We discussed a lot of things that night – the different places we had traveled to, our jobs, our lives; K had been a part of an international agency and had some insight into caste system and its issues in India as well as female infanticide. She has never been to India, but wanted to hear more about it. (And if I may say so, explaining India is so difficult!) They told us a bit about the velvet divorce (the separation of Czech and Slovakia), R’s grudge that lonely planet still puts Slovakia after Czech; their pride in making into Euro (before Prague), even though the timing was a bit off with the crisis.

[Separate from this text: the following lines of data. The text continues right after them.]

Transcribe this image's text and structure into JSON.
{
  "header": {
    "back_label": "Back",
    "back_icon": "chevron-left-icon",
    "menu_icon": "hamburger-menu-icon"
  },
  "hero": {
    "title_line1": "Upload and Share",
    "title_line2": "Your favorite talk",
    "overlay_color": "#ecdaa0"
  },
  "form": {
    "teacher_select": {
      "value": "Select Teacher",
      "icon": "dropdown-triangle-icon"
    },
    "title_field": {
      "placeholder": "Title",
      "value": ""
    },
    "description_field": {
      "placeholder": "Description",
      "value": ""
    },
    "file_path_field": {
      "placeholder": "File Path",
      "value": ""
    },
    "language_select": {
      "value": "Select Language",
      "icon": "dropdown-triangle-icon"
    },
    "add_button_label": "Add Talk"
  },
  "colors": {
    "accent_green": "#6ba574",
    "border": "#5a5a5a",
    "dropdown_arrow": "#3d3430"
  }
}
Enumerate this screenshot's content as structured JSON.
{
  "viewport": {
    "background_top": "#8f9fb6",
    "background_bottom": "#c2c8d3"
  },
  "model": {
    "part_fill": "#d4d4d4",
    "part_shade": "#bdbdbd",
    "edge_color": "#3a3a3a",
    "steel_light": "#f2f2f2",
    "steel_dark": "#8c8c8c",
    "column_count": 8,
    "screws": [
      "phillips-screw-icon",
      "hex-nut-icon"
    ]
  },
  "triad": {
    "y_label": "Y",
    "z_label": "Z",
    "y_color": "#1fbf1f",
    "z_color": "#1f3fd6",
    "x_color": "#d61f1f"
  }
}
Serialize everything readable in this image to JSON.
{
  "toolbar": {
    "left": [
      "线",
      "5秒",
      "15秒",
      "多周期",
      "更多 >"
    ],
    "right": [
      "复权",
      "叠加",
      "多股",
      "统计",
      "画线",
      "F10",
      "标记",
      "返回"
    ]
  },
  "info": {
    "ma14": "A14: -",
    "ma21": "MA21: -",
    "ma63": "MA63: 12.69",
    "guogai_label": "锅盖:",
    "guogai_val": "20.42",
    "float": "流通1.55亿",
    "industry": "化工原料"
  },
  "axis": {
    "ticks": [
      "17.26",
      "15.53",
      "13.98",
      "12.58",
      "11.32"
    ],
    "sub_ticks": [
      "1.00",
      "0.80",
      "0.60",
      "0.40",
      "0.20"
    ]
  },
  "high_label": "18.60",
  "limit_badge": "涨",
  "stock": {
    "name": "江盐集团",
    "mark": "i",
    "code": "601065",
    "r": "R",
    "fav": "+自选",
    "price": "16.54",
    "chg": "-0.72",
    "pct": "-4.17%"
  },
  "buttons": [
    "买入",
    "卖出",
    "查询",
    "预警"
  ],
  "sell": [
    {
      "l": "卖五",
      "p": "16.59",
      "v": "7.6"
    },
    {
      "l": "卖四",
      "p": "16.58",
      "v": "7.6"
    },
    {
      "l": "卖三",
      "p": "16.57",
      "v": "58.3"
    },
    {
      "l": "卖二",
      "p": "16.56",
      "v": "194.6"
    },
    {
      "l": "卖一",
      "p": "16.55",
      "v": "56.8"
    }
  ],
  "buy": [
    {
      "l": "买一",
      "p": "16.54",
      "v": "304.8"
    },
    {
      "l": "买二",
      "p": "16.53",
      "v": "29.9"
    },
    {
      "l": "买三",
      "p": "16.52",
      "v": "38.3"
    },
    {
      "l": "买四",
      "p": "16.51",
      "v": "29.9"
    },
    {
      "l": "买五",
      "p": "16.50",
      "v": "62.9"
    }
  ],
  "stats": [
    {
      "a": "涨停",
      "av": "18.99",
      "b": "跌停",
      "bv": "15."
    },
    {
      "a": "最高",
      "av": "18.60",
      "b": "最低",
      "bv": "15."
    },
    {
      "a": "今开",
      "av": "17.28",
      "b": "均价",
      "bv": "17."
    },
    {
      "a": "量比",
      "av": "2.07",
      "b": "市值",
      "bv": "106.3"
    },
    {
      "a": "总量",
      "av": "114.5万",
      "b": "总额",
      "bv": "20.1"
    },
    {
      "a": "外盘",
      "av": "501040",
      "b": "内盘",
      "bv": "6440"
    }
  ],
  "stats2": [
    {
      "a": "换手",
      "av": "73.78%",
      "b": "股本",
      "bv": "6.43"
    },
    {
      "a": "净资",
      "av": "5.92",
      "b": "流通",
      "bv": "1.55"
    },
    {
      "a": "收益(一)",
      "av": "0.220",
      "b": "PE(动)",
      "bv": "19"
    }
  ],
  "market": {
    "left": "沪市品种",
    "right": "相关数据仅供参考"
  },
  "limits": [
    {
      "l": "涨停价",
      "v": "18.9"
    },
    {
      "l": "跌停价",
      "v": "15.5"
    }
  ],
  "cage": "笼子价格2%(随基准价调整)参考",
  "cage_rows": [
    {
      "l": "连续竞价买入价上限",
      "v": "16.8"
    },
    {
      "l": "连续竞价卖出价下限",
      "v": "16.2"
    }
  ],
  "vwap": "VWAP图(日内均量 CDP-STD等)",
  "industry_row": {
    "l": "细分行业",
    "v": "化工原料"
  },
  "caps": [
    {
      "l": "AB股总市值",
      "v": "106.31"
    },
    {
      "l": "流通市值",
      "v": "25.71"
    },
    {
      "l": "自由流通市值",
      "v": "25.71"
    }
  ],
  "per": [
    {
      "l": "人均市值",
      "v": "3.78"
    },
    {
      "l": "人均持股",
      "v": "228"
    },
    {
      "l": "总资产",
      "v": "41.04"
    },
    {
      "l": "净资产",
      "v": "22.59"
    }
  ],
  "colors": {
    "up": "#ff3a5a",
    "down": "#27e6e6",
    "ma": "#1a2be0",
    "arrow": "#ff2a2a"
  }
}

They were very surprised at our English; We were surprised how European middle class families can so easily travel abroad. Then followed weightier topics of religion - both Czech and Slovak are dominantly atheists (after years under the communist influence). We shared some conspiracy theories– though at some point it did cross our minds that the lateness of the hour, and the languidness of mind and body was not ideal for such a heavy topic!
Outside R's gallery in Old Town
We were "Couchsurfing" with K & R and that is how we came to stay with them. In other words, they offered their hospitality and their home for an opportunity to meet different travelers like us. Over coffee, R helped us find our way, pointed out key places. We may not have found the Blue Church or the fantastic pizza place – Pizza Mizza - on our own. Staying in one of the city's neighbourhoods also helped us see a bit of the non-regular Bratislava.
This was my first and was a pretty nice experience with couchsurfing. Obviously, you should definitely feel comfortable about this, but it does seem to be a nice way to meet people and other travelers. If this has piqued your interest, Couchsurfing.com and Hospitality.org are 2 sites that come to mind, that help facilitate this exchange.
Dos & Don'ts
1. Be comfortable with the idea– this to me seems most important. A lot of my friends aren’t. On the other hand, I’ve heard some very positive stories, and that was encouraging. So we decided to give it a go, since it was also 2 of us.
2. Couchsurfing is not just about finding a place to stay. You could use it to meet people for a coffee in a new city or find company for a museum visit, which could be a more comfortable starting point. Many cities have regular CS meets on weekends and that would be a great inclusion to your itinerary. I regret not making it to the Saturday Beer garden meet up in Prague.
3. Be comfortable with your hosts – First thing would be to see if your and the hosts requirements match. Time restrictions (you may not have 24/7 access to the flat), smoking/non smoking, do you have room or just a couch in the living room etc. We spent quite a bit of time exchanging emails with K & R where they sounded very enthusiastic and also helpful and we were so glad they could host us.
4. CS has an option where by a member can choose to be verified for a fee, and so adding authenticity. But not all members get it done for their profile (I am not). Also, members leave references for each other – that could help you know your host a bit better (though I have never seen a negative reference, I have to say!). CS is an open community (anyone can join), so no harm in being careful!
5. And lastly, being sensitive to what the host expects out of you and making sure you have time for that.
Bratislava's blue church